[Data records for software interfaces]
-------------------------
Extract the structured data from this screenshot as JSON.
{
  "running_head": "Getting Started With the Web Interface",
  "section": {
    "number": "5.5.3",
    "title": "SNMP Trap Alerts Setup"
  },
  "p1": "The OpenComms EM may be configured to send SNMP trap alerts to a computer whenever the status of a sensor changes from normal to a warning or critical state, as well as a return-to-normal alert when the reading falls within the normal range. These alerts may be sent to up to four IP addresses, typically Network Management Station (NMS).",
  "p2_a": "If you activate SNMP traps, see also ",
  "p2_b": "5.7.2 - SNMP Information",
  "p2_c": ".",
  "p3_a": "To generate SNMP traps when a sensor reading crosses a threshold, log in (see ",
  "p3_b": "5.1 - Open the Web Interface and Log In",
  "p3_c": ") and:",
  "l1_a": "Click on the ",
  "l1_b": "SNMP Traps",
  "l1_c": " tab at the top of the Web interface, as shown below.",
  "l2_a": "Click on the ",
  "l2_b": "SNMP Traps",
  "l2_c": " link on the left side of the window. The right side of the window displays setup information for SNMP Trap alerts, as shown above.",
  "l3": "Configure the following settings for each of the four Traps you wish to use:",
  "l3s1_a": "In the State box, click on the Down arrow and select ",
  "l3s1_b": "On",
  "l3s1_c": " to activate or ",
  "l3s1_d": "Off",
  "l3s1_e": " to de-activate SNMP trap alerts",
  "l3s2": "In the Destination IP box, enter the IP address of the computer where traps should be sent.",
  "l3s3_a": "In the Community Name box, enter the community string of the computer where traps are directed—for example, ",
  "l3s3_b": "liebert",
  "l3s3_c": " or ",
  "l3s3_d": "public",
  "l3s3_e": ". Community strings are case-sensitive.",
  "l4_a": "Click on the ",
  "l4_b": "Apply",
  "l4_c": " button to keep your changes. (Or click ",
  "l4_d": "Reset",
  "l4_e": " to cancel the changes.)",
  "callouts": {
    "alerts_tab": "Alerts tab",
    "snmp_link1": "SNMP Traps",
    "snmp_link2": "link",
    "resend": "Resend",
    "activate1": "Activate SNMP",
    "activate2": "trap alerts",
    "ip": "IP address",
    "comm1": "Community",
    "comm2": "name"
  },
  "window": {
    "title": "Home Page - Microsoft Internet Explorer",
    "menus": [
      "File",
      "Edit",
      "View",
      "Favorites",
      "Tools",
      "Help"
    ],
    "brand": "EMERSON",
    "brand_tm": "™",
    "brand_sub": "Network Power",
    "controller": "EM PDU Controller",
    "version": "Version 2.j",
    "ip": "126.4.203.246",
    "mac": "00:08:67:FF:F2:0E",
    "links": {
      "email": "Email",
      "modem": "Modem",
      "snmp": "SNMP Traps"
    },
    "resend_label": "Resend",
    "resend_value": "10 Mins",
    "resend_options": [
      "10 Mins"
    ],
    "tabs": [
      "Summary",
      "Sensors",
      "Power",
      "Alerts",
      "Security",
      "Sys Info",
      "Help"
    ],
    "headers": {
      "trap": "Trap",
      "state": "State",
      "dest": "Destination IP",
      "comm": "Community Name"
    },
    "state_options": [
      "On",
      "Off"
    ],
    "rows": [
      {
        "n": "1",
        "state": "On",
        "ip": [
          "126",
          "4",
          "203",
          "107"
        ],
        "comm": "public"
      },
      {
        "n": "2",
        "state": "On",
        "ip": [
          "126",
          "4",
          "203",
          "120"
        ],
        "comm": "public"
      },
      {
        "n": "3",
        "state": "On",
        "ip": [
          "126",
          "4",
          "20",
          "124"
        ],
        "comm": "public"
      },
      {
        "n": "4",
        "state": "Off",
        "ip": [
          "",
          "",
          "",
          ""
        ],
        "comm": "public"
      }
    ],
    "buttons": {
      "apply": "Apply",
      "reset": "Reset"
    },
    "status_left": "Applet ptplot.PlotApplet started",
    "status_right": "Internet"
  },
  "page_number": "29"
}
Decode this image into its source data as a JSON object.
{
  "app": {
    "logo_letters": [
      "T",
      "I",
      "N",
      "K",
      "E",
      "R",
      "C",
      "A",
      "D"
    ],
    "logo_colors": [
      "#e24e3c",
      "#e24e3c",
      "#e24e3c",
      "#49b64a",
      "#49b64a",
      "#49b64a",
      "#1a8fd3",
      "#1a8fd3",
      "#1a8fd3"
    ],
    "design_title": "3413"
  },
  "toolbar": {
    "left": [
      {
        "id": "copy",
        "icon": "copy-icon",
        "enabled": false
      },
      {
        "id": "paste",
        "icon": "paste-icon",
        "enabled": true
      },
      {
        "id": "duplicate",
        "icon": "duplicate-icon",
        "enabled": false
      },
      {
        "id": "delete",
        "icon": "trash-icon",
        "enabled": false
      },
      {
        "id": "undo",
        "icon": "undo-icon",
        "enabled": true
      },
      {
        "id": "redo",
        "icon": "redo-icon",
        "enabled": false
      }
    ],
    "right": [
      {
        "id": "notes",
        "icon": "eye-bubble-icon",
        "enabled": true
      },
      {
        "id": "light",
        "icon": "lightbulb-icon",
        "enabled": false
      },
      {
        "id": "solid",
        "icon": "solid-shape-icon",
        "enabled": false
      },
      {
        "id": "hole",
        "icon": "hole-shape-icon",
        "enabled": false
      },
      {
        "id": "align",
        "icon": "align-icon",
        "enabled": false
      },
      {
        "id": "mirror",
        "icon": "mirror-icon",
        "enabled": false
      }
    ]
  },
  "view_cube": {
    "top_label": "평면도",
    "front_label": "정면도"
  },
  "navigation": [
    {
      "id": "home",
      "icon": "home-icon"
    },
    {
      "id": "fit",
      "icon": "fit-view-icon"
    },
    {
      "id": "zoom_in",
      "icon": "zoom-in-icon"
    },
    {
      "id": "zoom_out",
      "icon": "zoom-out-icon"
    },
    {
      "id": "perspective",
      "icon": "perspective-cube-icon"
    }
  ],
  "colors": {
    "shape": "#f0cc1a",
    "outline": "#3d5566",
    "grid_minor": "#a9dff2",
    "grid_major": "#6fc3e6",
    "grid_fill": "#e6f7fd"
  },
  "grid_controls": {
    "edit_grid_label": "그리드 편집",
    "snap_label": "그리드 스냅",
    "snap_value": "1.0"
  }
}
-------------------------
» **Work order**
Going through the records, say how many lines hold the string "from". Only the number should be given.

» **Expected answer**
2